1. Financial pressure

Starting a new business can be expensive, and entrepreneurs may feel pressured to meet financial obligations, such as loan payments or investor expectations.

If an entrepreneur feels unable to meet these financial obligations, they may resort to fraud to cover their expenses or maintain their lifestyle.

2. Overconfidence

Entrepreneurs are often seen as risk takers, which can sometimes lead to overconfidence. Entrepreneurs may participate in fraud because they are convinced that their business will eventually be successful enough to cover the losses.

Also, an inflated ego can disturb your reality check, and as such, you may genuinely believe that you can get away with doing things that are borderline right or simply illegal.

3. Despair

Suppose entrepreneurs struggle to keep their businesses afloat or face bankruptcy. In that case, they may feel desperate and be more willing to engage in fraudulent activity as a last resort to keep their business going.

4. Greed

Unfortunately, some people are simply motivated by greed and will engage in fraudulent activities to enrich themselves at the expense of others.

5. Lack of ethics or moral compass

Finally, some young entrepreneurs may not have a strong ethical or moral compass and may engage in fraudulent activity simply because they see nothing wrong with it or because they believe the ends justify the means.

It is important to note that these factors are not excuses for fraudulent behavior and that engaging in such activity can have serious consequences, both legal and professional.

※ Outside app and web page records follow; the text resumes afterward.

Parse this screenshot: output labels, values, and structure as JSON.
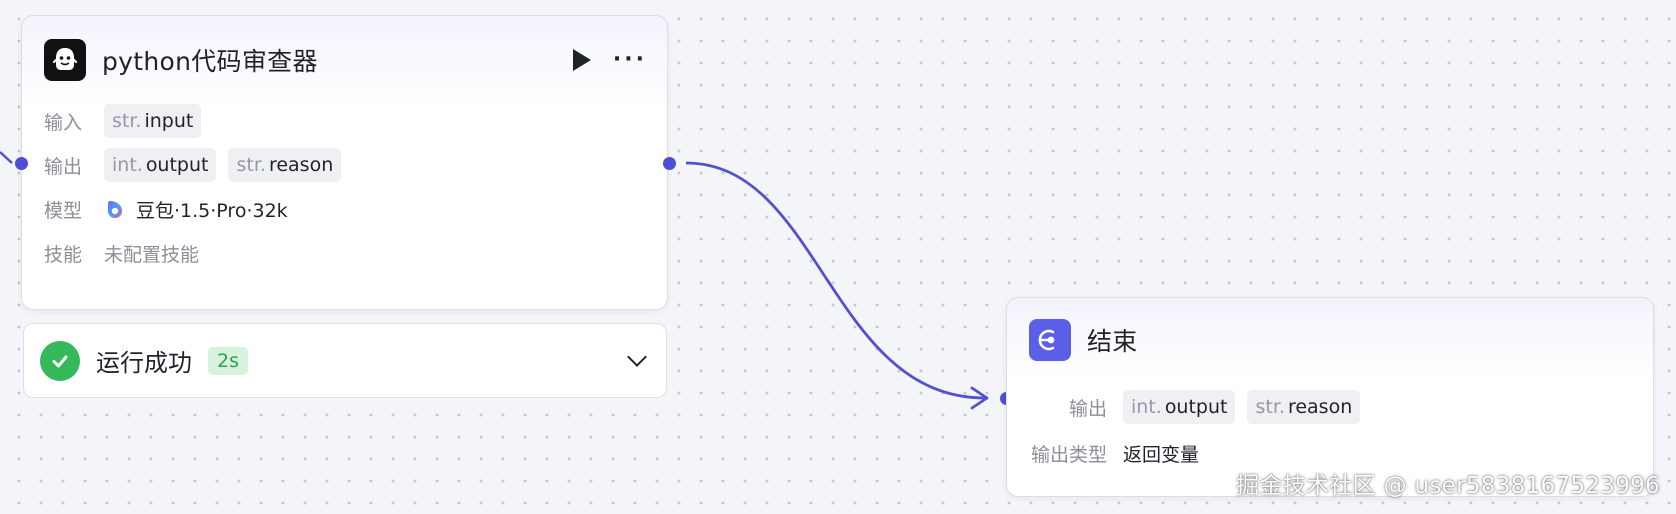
{
  "llm_node": {
    "title": "python代码审查器",
    "icon": "ghost-icon",
    "rows": {
      "input_label": "输入",
      "inputs": [
        {
          "type": "str.",
          "name": "input"
        }
      ],
      "output_label": "输出",
      "outputs": [
        {
          "type": "int.",
          "name": "output"
        },
        {
          "type": "str.",
          "name": "reason"
        }
      ],
      "model_label": "模型",
      "model_value": "豆包·1.5·Pro·32k",
      "skill_label": "技能",
      "skill_value": "未配置技能"
    }
  },
  "run_status": {
    "text": "运行成功",
    "duration": "2s",
    "color": "#35b85a"
  },
  "end_node": {
    "title": "结束",
    "icon": "end-node-icon",
    "output_label": "输出",
    "outputs": [
      {
        "type": "int.",
        "name": "output"
      },
      {
        "type": "str.",
        "name": "reason"
      }
    ],
    "output_type_label": "输出类型",
    "output_type_value": "返回变量"
  },
  "colors": {
    "accent": "#4c4fd6",
    "edge": "#5152cc"
  },
  "watermark": "掘金技术社区 @ user5838167523996"
}
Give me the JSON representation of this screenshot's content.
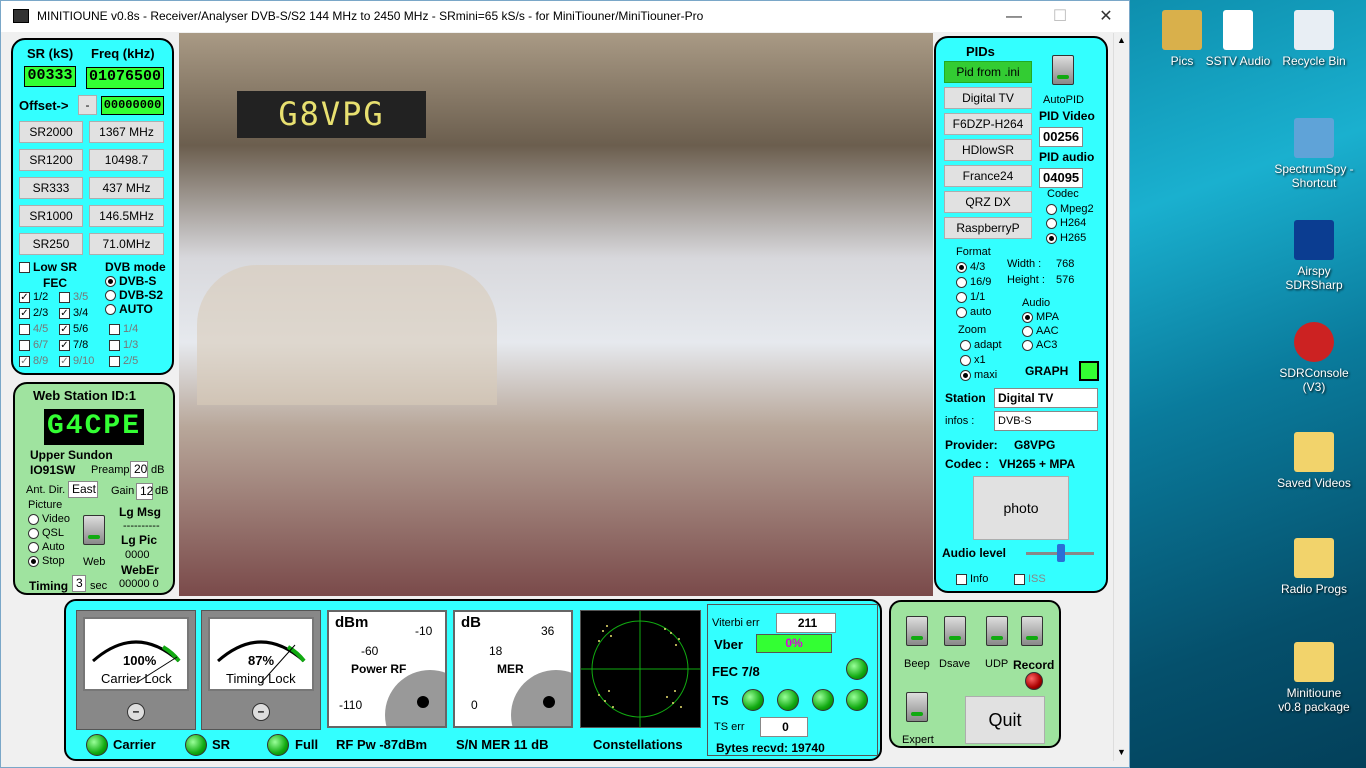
{
  "window": {
    "title": "MINITIOUNE v0.8s - Receiver/Analyser DVB-S/S2 144 MHz to 2450 MHz - SRmini=65 kS/s - for MiniTiouner/MiniTiouner-Pro",
    "minimize": "—",
    "maximize": "☐",
    "close": "✕"
  },
  "left": {
    "sr_label": "SR (kS)",
    "freq_label": "Freq (kHz)",
    "sr_value": "00333",
    "freq_value": "01076500",
    "offset_label": "Offset->",
    "offset_sign": "-",
    "offset_value": "00000000",
    "sr_buttons": [
      "SR2000",
      "SR1200",
      "SR333",
      "SR1000",
      "SR250"
    ],
    "freq_buttons": [
      "1367 MHz",
      "10498.7",
      "437 MHz",
      "146.5MHz",
      "71.0MHz"
    ],
    "low_sr": "Low SR",
    "dvb_mode": "DVB mode",
    "fec": "FEC",
    "dvb_options": [
      "DVB-S",
      "DVB-S2",
      "AUTO"
    ],
    "fec_items": [
      [
        "1/2",
        "3/5"
      ],
      [
        "2/3",
        "3/4"
      ],
      [
        "4/5",
        "5/6"
      ],
      [
        "6/7",
        "7/8"
      ],
      [
        "8/9",
        "9/10"
      ]
    ],
    "fec_extra": [
      "1/4",
      "1/3",
      "2/5"
    ]
  },
  "station": {
    "title": "Web Station ID:1",
    "callsign": "G4CPE",
    "place": "Upper Sundon",
    "locator": "IO91SW",
    "preamp_label": "Preamp",
    "preamp": "20",
    "db": "dB",
    "ant_label": "Ant. Dir.",
    "ant": "East",
    "gain_label": "Gain",
    "gain": "12",
    "picture": "Picture",
    "pic_opts": [
      "Video",
      "QSL",
      "Auto",
      "Stop"
    ],
    "web": "Web",
    "lg_msg": "Lg Msg",
    "dash": "----------",
    "lg_pic": "Lg Pic",
    "lg_pic_v": "0000",
    "weber": "WebEr",
    "weber_v": "00000  0",
    "timing": "Timing",
    "timing_v": "3",
    "sec": "sec"
  },
  "video": {
    "overlay": "G8VPG"
  },
  "right": {
    "pids": "PIDs",
    "pid_btn": "Pid from .ini",
    "presets": [
      "Digital TV",
      "F6DZP-H264",
      "HDlowSR",
      "France24",
      "QRZ DX",
      "RaspberryP"
    ],
    "autopid": "AutoPID",
    "pid_video_lbl": "PID Video",
    "pid_video": "00256",
    "pid_audio_lbl": "PID audio",
    "pid_audio": "04095",
    "codec": "Codec",
    "codec_opts": [
      "Mpeg2",
      "H264",
      "H265"
    ],
    "format": "Format",
    "format_opts": [
      "4/3",
      "16/9",
      "1/1",
      "auto"
    ],
    "width_lbl": "Width :",
    "width": "768",
    "height_lbl": "Height :",
    "height": "576",
    "audio": "Audio",
    "audio_opts": [
      "MPA",
      "AAC",
      "AC3"
    ],
    "zoom": "Zoom",
    "zoom_opts": [
      "adapt",
      "x1",
      "maxi"
    ],
    "graph": "GRAPH",
    "station_lbl": "Station",
    "station": "Digital TV",
    "infos_lbl": "infos :",
    "infos": "DVB-S",
    "provider_lbl": "Provider:",
    "provider": "G8VPG",
    "codec_lbl": "Codec :",
    "codec_val": "VH265 + MPA",
    "photo": "photo",
    "audio_level": "Audio level",
    "info": "Info",
    "iss": "ISS"
  },
  "bottom": {
    "carrier_pct": "100%",
    "carrier_lock": "Carrier Lock",
    "timing_pct": "87%",
    "timing_lock": "Timing Lock",
    "dbm": "dBm",
    "dbm_m10": "-10",
    "dbm_m60": "-60",
    "dbm_m110": "-110",
    "power_rf": "Power RF",
    "db": "dB",
    "db36": "36",
    "db18": "18",
    "db0": "0",
    "mer": "MER",
    "leds": [
      "Carrier",
      "SR",
      "Full"
    ],
    "rf_pw": "RF Pw -87dBm",
    "sn_mer": "S/N MER  11 dB",
    "constellations": "Constellations",
    "viterbi_lbl": "Viterbi err",
    "viterbi": "211",
    "vber_lbl": "Vber",
    "vber": "0%",
    "fec": "FEC 7/8",
    "ts": "TS",
    "ts_err_lbl": "TS err",
    "ts_err": "0",
    "bytes": "Bytes recvd:  19740",
    "switches": [
      "Beep",
      "Dsave",
      "UDP",
      "Record"
    ],
    "expert": "Expert",
    "quit": "Quit"
  },
  "desktop": {
    "icons": [
      "Pics",
      "SSTV Audio",
      "Recycle Bin",
      "SpectrumSpy - Shortcut",
      "Airspy SDRSharp",
      "SDRConsole (V3)",
      "Saved Videos",
      "Radio Progs",
      "Minitioune v0.8 package"
    ]
  },
  "colors": {
    "panel": "#33ffff",
    "lcd": "#33ff33",
    "video_tag_bg": "#222222",
    "video_tag_fg": "#e8e070"
  }
}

As such, it is important that young entrepreneurs prioritize ethical behavior and seek support and resources when facing financial or business challenges.

fake it till you make it

It is the expression:fake it ’til you make it » responsible for the young entrepreneurs who make the success of your business?

Hypernet’s Ivan Pavlich said it was at Stanford University that he learned to develop a « risk-taking » mentality. Clearly, he went a step too far.

The phrase « fake it till you make it” suggests that if you act as if you have confidence and competence in a particular area, you will eventually develop that confidence and competence. While this can be a helpful mindset for people who lack self-confidence, engaging in illegal or unethical behavior is not a license.

Some young entrepreneurs may be tempted to manufacture the success of their business, especially if they believe that doing so will attract investors or customers. However, such behavior is not only unethical but also unsustainable. Eventually, the truth will come out, and the consequences could be serious, including legal action, reputational damage, and loss of customers.

Therefore, it is important that entrepreneurs focus on building their businesses in an ethical and sustainable manner. This means being honest about your strengths and weaknesses, seeking advice and mentoring when necessary, and being transparent with investors, clients, and other stakeholders. By doing so, they can build a solid foundation for the success of their business and avoid the pitfalls of dishonesty and deceit.